■ DATA SUPPLIED:
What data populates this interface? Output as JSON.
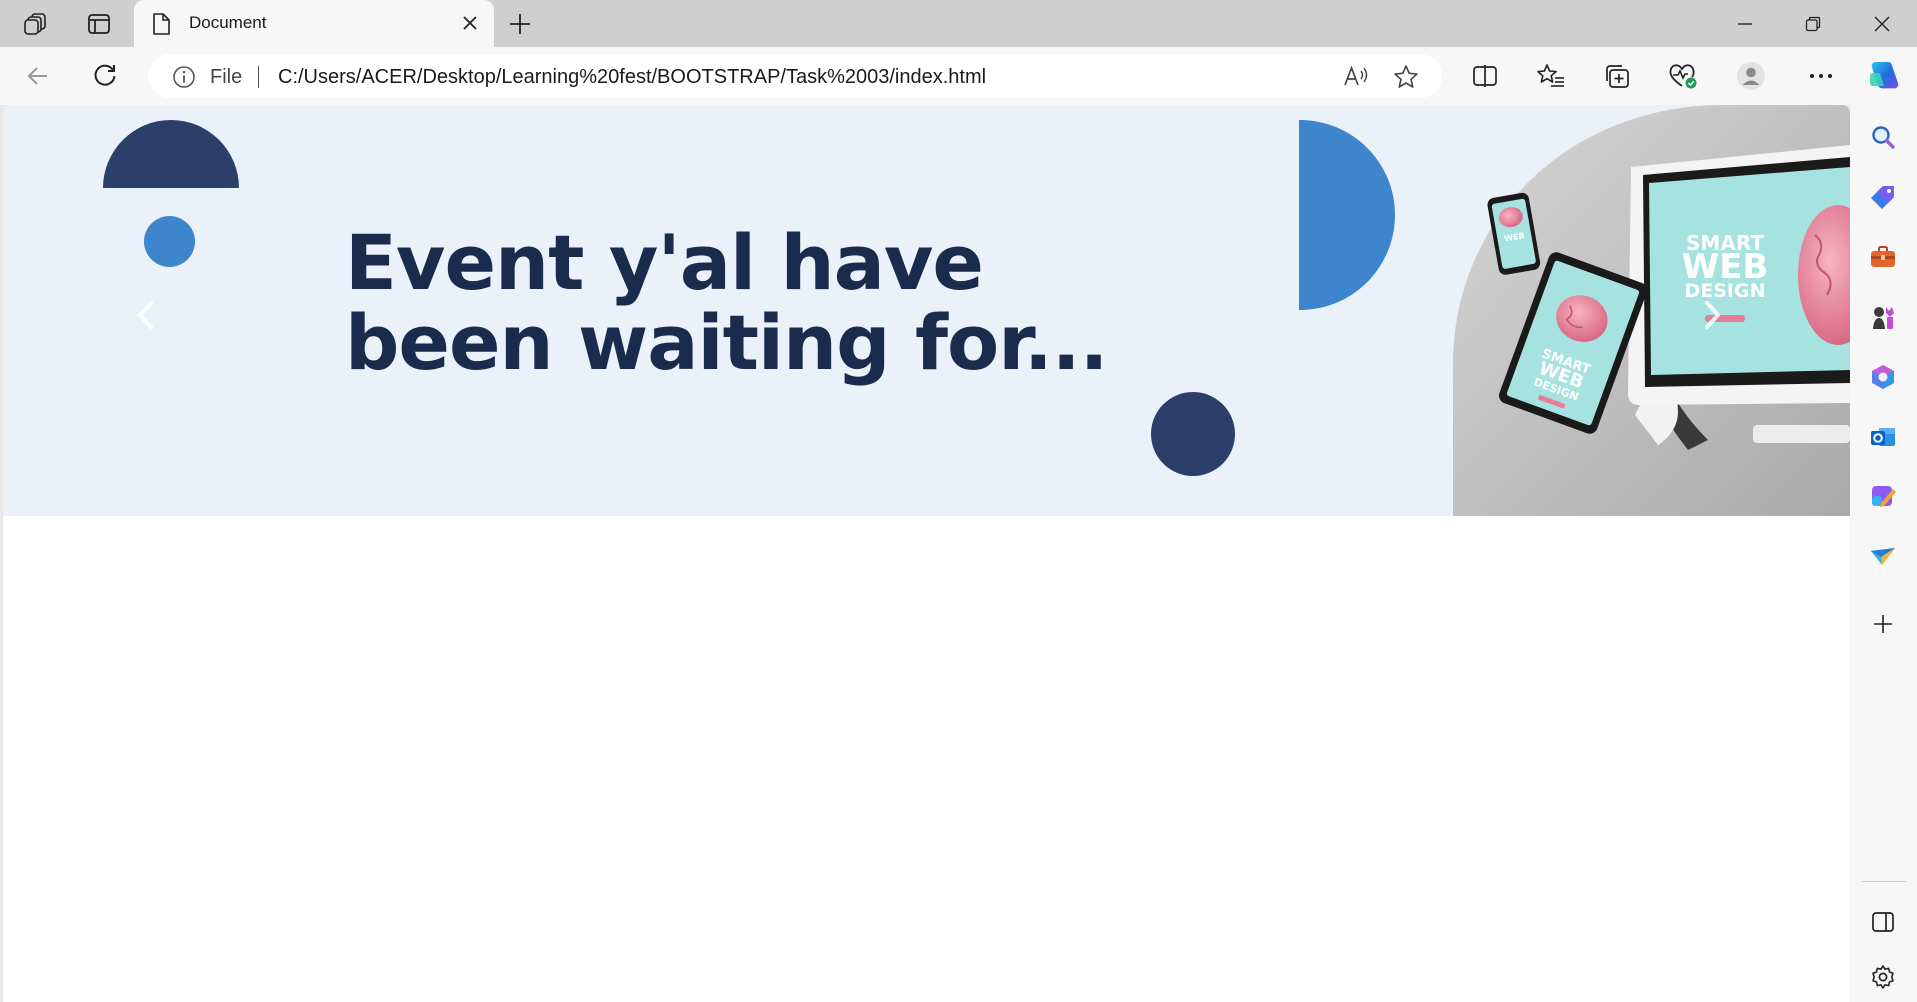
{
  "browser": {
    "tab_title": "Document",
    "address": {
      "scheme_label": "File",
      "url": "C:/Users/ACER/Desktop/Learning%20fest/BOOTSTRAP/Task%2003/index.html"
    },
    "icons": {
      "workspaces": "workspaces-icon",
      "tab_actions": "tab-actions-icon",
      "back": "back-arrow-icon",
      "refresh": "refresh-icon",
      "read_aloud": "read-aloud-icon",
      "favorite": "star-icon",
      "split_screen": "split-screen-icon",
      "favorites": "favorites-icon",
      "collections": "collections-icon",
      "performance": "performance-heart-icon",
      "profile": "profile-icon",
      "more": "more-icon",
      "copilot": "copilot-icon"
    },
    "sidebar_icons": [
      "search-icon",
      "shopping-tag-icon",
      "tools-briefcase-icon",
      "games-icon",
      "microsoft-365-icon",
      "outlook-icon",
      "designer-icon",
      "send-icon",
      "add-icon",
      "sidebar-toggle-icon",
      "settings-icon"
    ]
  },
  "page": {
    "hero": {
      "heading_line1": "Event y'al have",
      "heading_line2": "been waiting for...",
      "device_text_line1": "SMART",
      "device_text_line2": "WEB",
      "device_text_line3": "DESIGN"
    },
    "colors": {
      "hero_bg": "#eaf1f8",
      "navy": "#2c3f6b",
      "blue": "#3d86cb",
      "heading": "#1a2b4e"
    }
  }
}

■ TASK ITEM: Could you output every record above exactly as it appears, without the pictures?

■ EXERCISE RESPONSE:
What data populates this interface? Output as JSON.
{
  "browser": {
    "tab_title": "Document",
    "address": {
      "scheme_label": "File",
      "url": "C:/Users/ACER/Desktop/Learning%20fest/BOOTSTRAP/Task%2003/index.html"
    },
    "icons": {
      "workspaces": "workspaces-icon",
      "tab_actions": "tab-actions-icon",
      "back": "back-arrow-icon",
      "refresh": "refresh-icon",
      "read_aloud": "read-aloud-icon",
      "favorite": "star-icon",
      "split_screen": "split-screen-icon",
      "favorites": "favorites-icon",
      "collections": "collections-icon",
      "performance": "performance-heart-icon",
      "profile": "profile-icon",
      "more": "more-icon",
      "copilot": "copilot-icon"
    },
    "sidebar_icons": [
      "search-icon",
      "shopping-tag-icon",
      "tools-briefcase-icon",
      "games-icon",
      "microsoft-365-icon",
      "outlook-icon",
      "designer-icon",
      "send-icon",
      "add-icon",
      "sidebar-toggle-icon",
      "settings-icon"
    ]
  },
  "page": {
    "hero": {
      "heading_line1": "Event y'al have",
      "heading_line2": "been waiting for...",
      "device_text_line1": "SMART",
      "device_text_line2": "WEB",
      "device_text_line3": "DESIGN"
    },
    "colors": {
      "hero_bg": "#eaf1f8",
      "navy": "#2c3f6b",
      "blue": "#3d86cb",
      "heading": "#1a2b4e"
    }
  }
}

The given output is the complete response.